EXERCISE:
Return each line of the records below in which the string "marble" turns up.

[Data extracted from a collection]
....................
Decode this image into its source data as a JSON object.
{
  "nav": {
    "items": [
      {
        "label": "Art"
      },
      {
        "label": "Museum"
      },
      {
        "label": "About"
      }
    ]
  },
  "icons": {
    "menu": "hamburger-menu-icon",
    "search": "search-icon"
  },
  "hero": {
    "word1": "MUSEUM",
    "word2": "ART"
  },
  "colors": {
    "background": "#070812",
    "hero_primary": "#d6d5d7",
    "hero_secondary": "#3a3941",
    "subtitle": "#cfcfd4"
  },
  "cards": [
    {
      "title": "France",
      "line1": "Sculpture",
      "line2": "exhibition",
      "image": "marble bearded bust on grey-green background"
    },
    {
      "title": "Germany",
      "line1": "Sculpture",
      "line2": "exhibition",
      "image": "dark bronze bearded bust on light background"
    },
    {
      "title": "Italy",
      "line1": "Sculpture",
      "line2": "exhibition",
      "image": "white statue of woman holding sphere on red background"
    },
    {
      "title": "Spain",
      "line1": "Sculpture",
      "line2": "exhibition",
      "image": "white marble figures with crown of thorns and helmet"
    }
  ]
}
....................
OUTPUT:
      "image": "marble bearded bust on grey-green background"
      "image": "white marble figures with crown of thorns and helmet"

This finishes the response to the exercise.